One of the most striking Donald Trump op-eds to emerge in the wake of the 2016 election was published by an unlikely source: Teen Vogue.
In a 1,200-plus word editorial for Teen Vogue this week, Lauren Duca delivers a blow-by-blow breakdown of the unique way she feels Trump has distorted and undermined fundamental notions of how a president-elect is meant to behave. It’s titled “Donald Trump Is Gaslighting America,” with a subtitle characterizing it as a “scorched-earth op-ed.” Suffice to say, it does not disappoint. Here’s an excerpt:

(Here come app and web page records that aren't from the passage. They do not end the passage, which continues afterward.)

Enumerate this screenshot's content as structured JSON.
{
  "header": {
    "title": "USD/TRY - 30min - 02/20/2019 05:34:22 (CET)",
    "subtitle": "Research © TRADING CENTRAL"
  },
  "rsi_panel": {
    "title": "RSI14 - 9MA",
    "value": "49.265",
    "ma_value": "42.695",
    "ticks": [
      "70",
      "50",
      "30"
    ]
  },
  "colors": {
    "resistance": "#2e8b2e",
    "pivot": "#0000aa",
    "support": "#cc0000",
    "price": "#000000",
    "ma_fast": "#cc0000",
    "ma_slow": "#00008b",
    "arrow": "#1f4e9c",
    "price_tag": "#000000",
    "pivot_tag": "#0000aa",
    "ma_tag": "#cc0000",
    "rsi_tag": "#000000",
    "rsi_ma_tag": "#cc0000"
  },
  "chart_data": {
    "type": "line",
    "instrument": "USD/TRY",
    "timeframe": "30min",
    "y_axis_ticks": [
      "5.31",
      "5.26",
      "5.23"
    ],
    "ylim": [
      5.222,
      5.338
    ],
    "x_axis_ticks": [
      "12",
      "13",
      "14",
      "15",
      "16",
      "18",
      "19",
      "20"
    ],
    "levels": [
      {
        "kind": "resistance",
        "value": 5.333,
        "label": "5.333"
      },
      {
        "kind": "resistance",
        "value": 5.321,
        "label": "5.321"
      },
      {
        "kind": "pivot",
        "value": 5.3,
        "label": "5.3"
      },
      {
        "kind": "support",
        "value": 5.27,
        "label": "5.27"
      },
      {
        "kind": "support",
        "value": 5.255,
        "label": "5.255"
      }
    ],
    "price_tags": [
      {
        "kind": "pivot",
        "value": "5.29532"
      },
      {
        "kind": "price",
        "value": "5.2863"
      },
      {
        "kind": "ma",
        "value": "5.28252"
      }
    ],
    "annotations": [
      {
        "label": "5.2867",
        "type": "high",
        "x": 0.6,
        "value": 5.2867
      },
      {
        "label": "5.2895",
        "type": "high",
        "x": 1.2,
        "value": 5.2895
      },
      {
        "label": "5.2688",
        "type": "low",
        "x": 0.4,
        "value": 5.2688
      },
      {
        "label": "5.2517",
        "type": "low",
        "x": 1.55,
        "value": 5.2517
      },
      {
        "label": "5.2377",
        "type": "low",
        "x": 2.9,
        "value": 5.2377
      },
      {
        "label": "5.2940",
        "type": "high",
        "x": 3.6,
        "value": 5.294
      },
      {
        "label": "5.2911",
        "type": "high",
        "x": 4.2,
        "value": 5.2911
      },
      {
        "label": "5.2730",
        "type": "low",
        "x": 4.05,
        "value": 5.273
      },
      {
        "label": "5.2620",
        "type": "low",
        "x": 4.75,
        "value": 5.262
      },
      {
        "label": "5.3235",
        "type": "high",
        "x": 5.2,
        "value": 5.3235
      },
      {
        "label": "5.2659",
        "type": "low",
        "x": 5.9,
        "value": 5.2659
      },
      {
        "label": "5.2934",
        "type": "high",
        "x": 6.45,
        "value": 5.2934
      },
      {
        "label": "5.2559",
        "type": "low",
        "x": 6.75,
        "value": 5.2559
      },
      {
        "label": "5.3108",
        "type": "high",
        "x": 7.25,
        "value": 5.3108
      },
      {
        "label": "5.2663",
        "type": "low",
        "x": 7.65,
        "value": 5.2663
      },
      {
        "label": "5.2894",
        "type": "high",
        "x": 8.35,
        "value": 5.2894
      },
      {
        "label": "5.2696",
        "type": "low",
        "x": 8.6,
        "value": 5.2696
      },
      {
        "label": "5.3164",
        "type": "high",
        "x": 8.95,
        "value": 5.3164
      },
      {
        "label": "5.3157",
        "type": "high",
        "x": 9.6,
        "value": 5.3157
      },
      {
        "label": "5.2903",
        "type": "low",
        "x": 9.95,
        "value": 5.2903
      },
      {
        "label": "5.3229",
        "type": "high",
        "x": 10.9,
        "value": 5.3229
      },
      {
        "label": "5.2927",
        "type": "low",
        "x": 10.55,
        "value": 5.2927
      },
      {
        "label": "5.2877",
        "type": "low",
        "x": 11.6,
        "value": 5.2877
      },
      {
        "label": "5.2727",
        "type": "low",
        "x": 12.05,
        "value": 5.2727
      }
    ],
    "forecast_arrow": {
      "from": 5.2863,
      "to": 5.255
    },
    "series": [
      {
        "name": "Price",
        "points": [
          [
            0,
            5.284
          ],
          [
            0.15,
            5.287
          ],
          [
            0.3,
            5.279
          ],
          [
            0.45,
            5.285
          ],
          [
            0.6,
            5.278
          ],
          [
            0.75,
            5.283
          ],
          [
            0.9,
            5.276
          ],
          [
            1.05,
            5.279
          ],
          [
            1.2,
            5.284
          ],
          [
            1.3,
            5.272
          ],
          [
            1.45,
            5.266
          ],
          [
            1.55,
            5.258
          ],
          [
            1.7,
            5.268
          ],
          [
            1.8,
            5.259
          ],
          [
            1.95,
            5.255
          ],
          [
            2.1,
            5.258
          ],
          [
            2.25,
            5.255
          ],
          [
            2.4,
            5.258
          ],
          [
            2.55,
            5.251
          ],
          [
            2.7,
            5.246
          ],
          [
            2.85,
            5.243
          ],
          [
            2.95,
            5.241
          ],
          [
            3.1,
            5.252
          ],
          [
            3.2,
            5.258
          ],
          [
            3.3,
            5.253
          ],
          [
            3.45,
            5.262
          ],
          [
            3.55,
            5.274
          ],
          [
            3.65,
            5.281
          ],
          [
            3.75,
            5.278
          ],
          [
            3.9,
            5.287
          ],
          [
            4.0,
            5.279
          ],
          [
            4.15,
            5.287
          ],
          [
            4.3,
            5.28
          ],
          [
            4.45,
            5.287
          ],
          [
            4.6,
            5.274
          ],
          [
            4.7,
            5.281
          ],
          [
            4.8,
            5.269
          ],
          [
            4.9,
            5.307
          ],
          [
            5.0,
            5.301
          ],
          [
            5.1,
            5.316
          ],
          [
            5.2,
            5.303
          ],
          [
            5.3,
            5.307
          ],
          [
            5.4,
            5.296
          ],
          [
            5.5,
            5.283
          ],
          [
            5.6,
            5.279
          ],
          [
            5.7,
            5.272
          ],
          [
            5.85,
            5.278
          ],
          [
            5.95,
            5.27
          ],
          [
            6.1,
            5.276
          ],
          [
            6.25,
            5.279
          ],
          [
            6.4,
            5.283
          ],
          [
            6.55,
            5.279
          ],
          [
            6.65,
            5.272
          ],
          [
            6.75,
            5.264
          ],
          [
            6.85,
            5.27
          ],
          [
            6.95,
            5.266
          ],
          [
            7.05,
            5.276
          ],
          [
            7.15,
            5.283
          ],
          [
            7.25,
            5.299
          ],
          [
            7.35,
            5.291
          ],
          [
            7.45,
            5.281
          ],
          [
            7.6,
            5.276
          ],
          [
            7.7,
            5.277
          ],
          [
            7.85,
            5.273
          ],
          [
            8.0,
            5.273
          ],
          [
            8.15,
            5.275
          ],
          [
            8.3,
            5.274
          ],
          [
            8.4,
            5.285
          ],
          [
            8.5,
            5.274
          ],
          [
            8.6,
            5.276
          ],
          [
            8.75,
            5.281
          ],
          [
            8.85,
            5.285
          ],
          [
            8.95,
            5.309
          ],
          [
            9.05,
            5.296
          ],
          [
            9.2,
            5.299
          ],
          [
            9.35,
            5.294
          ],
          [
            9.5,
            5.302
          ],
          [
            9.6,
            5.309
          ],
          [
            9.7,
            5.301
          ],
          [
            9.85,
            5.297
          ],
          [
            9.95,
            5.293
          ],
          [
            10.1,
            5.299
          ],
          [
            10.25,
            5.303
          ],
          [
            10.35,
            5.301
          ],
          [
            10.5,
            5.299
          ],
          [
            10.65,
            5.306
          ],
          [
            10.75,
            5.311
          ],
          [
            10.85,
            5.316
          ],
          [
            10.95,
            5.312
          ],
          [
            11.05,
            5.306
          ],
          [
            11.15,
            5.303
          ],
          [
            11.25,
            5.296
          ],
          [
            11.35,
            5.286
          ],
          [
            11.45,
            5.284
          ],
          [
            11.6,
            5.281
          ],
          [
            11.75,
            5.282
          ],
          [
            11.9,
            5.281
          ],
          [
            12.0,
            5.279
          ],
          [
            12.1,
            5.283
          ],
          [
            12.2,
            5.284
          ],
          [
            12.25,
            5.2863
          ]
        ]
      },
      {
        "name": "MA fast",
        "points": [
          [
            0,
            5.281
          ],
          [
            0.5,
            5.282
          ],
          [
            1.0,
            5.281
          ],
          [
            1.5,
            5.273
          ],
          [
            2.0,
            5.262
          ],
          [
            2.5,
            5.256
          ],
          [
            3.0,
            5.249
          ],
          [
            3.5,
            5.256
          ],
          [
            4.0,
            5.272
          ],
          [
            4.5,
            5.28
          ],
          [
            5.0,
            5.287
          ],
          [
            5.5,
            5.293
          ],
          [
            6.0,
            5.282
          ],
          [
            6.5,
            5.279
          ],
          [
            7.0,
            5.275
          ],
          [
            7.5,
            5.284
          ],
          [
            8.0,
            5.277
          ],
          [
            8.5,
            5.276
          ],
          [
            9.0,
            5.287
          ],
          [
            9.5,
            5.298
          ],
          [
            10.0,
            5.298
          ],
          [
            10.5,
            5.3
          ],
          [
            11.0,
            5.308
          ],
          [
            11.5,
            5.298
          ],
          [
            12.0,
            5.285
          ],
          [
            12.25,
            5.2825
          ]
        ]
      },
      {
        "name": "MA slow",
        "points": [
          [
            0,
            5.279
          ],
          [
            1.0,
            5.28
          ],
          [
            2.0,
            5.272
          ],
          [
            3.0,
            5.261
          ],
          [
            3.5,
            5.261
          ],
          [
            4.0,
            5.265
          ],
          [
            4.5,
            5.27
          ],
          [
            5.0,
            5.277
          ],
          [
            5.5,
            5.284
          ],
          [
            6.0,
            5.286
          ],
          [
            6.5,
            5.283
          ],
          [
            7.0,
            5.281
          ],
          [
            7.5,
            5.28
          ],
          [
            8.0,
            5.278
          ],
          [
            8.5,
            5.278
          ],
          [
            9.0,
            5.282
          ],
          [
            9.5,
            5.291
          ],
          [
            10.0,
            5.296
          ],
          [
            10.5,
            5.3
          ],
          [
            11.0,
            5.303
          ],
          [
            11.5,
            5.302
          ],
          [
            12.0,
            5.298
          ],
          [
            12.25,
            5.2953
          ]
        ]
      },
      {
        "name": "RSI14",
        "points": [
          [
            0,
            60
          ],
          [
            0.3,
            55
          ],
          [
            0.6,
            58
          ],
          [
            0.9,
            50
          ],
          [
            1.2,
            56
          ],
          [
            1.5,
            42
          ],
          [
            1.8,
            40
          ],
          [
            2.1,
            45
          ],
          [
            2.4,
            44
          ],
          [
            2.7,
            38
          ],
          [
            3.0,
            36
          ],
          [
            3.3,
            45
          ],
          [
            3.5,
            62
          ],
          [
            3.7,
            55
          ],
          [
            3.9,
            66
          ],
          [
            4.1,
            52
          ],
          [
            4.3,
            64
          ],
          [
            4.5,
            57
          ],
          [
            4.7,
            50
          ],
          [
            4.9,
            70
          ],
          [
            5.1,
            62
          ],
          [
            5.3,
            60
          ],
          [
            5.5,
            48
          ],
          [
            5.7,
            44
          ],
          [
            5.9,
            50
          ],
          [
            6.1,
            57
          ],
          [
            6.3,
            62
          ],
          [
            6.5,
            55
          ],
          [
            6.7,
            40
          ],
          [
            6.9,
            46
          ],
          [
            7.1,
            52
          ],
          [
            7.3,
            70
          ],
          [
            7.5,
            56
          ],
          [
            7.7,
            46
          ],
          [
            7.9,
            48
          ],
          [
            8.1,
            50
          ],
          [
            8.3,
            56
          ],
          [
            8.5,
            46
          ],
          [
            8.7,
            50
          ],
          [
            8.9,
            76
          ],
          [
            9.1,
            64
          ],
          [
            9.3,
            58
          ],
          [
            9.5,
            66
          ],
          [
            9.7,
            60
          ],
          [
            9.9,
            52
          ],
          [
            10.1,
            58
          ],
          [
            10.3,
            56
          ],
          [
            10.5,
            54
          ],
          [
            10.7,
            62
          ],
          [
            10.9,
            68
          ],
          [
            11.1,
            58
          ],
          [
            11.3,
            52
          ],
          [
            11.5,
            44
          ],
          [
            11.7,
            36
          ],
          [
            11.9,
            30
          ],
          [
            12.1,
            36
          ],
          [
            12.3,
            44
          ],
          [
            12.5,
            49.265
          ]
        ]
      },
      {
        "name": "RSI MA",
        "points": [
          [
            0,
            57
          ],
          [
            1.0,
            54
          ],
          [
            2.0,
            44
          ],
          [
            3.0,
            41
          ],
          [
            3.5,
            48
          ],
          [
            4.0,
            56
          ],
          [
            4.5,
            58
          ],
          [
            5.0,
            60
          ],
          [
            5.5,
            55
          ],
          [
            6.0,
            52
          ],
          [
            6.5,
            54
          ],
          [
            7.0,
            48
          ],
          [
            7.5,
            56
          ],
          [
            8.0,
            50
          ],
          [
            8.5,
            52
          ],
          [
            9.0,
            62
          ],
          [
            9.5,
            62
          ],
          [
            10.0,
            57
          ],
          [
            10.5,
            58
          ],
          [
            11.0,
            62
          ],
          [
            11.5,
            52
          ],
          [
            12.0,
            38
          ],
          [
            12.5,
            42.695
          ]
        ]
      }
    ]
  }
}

‘Gas lighting’ is a buzzy name for a terrifying strategy currently being used to weaken and blind the American electorate. We are collectively being treated like Bella Manningham in the 1938 Victorian thriller from which the term “gas light” takes its name. In the play, Jack terrorizes his wife Bella into questioning her reality by blaming her for mischievously misplacing household items which he systematically hides. Doubting whether her perspective can be trusted, Bella clings to a single shred of evidence: the dimming of the gas lights that accompanies the late night execution of Jack’s trickery. The wavering flame is the one thing that holds her conviction in place as she wriggles free of her captor’s control.
To gas light is to psychologically manipulate a person to the point where they question their own sanity, and that’s precisely what Trump is doing to this country. He gained traction in the election by swearing off the lies of politicians, while constantly contradicting himself, often without bothering to conceal the conflicts within his own sound bites. He lied to us over and over again, then took all accusations of his falsehoods and spun them into evidence of bias.
While Duca isn’t the first person to have accused Trump of gaslighting— it’s a description that was made on social media with some regularity throughout Trump’s campaign—few have so clearly articulated what it means, why it’s apt, and laid out such precise examples of the phenomenon in action.
There’s another reason Duca’s op-ed generated so much attention, particularly on Twitter. Even as political progressives from across the spectrum hailed her work, the fact that it was written for Teen Vogue came up again and again, whether admiringly, or incredulously, or some combination of the two.
Weird how the most credible, hard-hitting US media right now are Teen Vogue and The Weather Channel https://t.co/XS7FMGJeP6— Dean Burnett (@garwboy) December 10, 2016
2016— ☕netw3rk (@netw3rk) December 11, 2016
Media: white supremacists dress nice now
Teen Vogue: Trump is destroying democracy
Exxon in charge of foreign policy and Teen Vogue in charge of journalism…— SarcasticRover (@SarcasticRover) December 10, 2016
sure, whatever, 2016.
Teen Vogue is headed by a WOC. You know, if you were wondering why they have more guts than most outlets right now.— Jess (@glitter4goals) December 10, 2016
Did not expect this exegesis of gaslighting and its relationship to current day politics from Teen Vogue https://t.co/cwNhZ6wvJH— David Folkenflik (@davidfolkenflik) December 10, 2016
Part of the surprised reactions seemed rooted in a misunderstanding about the difference between a magazine’s target readership and who writes for them. It’s not as though magazines marketed primarily to teens are staffed by teenage writers, nor is their content necessarily confined to the kind of stereotypical subjects that some people might expect.
To the contrary, Teen Vogue—which is helmed by editor-in-chief Elaine Welteroth—has produced compelling political content this year, including coverage of police shootings of black Americans; and the Dakota Access Pipeline protests at Standing Rock, a Native-American reservation that sits between North and South Dakota. In an email to the Daily Dot, Duca herself acknowledged that there was “some stealthy condescension” even in positive reactions to her op-ed.
Being shocked that young women want to engage with current events is pretty suspicious, and totally baseless. Teen girls aren’t aliens who can only think in terms of the fashion and beauty interests that society has dealt them. They can live politically active lives and also want to have nice nails. So often the feminine is cast as separate from and less than. Teen magazines are just one example of that.
Simply put, Duca’s op-ed was in line with the magazine’s current editorial approach. It’s also indicative the kind of political awareness that progressive young women are likely to increasingly be seeking out in the coming age of Trump.